## EXERCISE OBJECTIVE
After going through the data, give the number of lines that contain the word "description" as your sole answer.

Excerpts from an interface dataset:
--

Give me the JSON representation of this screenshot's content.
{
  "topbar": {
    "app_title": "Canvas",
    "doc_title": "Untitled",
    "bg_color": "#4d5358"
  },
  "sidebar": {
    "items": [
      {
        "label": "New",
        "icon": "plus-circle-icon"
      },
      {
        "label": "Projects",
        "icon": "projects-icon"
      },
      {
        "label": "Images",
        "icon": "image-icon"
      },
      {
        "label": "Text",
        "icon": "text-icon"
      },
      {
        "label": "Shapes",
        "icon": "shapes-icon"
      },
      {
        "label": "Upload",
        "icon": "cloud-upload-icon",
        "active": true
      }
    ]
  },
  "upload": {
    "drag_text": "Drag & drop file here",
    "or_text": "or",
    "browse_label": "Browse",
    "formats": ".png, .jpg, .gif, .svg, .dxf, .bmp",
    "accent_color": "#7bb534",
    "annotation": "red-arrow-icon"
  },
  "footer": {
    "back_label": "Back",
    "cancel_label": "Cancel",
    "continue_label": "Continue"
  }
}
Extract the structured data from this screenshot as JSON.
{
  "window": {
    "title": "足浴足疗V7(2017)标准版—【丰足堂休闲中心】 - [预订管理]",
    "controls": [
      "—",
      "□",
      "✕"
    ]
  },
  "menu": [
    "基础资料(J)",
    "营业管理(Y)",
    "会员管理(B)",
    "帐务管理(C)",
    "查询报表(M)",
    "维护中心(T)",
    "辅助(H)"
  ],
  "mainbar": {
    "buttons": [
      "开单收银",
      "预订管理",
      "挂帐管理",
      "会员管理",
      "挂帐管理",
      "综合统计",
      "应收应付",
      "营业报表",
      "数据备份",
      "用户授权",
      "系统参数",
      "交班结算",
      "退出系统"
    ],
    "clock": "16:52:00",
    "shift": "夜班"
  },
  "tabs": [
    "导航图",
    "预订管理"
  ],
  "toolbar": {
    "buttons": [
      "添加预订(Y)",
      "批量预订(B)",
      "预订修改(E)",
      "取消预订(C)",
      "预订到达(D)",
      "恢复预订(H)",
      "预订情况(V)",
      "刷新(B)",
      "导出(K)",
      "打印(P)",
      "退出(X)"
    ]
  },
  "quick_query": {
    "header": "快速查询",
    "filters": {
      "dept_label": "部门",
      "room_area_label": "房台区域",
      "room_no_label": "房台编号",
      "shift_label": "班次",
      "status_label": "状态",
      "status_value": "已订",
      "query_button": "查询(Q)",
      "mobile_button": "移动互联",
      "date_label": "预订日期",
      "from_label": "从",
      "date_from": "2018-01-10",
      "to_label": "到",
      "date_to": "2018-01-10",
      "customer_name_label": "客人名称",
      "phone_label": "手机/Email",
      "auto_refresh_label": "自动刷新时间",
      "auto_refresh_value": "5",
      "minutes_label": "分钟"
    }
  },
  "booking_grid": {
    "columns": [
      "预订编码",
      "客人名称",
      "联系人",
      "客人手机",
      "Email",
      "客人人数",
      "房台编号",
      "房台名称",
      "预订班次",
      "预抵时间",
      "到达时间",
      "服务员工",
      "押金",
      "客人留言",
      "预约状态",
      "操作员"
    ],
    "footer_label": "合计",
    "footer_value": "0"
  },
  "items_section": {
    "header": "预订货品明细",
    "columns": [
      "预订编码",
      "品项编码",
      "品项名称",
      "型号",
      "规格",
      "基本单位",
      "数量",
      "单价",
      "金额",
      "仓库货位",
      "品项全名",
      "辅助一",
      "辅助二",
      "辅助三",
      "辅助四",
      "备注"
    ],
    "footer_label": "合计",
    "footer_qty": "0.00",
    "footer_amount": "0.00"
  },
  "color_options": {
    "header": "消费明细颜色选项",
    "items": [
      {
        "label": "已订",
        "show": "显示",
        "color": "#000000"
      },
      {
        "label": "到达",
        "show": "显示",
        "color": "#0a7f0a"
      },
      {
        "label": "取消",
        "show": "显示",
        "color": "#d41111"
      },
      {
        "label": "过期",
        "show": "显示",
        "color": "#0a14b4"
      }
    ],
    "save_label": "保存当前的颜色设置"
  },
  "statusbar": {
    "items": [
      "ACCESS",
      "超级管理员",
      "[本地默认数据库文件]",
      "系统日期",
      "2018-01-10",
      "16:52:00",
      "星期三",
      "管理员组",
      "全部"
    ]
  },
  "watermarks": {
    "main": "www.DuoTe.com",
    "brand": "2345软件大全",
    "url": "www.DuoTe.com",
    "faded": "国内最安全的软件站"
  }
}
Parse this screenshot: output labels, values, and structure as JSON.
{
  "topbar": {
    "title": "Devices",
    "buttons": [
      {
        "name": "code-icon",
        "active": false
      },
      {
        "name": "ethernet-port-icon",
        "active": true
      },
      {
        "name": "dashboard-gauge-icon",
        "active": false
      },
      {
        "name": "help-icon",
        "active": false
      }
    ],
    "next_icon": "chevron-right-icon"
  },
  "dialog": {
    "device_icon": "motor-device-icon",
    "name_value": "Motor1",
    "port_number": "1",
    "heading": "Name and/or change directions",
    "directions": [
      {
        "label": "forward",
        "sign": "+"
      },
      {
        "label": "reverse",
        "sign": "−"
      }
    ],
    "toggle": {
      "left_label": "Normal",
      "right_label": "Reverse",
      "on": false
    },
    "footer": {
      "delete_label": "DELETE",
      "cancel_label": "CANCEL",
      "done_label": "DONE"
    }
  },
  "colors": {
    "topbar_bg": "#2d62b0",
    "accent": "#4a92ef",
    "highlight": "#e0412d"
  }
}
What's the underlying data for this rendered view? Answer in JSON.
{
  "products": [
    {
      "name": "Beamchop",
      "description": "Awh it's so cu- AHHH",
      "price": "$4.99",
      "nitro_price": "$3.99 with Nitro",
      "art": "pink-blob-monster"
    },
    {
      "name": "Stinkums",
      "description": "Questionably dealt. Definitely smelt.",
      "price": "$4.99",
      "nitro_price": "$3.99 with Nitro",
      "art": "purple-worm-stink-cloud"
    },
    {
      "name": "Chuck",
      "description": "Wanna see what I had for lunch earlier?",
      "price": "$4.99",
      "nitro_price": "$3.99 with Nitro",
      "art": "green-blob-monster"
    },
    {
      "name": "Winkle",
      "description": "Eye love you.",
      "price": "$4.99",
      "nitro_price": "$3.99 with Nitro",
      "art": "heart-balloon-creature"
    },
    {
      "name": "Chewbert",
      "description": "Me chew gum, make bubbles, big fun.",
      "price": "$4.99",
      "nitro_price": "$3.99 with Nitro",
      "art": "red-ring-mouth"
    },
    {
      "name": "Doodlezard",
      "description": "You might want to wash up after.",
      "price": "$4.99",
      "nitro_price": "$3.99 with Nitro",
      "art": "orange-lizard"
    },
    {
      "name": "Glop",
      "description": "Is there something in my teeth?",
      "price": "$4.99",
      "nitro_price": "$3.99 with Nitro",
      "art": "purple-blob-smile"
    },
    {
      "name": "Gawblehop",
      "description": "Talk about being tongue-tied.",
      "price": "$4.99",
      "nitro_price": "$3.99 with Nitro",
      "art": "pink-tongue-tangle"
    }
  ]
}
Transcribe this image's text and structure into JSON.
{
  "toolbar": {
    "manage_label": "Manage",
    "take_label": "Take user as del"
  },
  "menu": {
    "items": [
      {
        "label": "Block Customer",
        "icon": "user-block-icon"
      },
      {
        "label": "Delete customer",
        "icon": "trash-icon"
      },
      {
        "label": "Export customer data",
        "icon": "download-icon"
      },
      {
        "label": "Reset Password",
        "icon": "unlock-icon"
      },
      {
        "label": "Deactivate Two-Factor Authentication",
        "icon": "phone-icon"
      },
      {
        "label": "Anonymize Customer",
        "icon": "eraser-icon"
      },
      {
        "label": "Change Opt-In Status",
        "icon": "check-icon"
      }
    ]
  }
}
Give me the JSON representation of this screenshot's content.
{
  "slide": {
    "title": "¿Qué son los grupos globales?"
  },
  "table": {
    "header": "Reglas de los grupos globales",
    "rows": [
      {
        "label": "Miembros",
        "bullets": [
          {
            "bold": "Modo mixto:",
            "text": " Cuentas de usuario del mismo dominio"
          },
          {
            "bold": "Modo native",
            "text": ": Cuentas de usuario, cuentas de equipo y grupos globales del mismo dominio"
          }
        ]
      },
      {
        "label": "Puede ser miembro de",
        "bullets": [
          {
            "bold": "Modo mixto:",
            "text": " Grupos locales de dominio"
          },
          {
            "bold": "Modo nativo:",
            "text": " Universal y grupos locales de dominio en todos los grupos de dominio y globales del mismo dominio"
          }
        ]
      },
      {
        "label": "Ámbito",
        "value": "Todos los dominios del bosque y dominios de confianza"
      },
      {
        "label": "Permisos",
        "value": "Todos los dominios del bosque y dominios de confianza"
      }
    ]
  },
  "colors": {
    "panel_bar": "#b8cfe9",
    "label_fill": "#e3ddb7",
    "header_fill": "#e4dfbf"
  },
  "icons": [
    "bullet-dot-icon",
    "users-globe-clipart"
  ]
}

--

## WRITTEN SOLUTION
8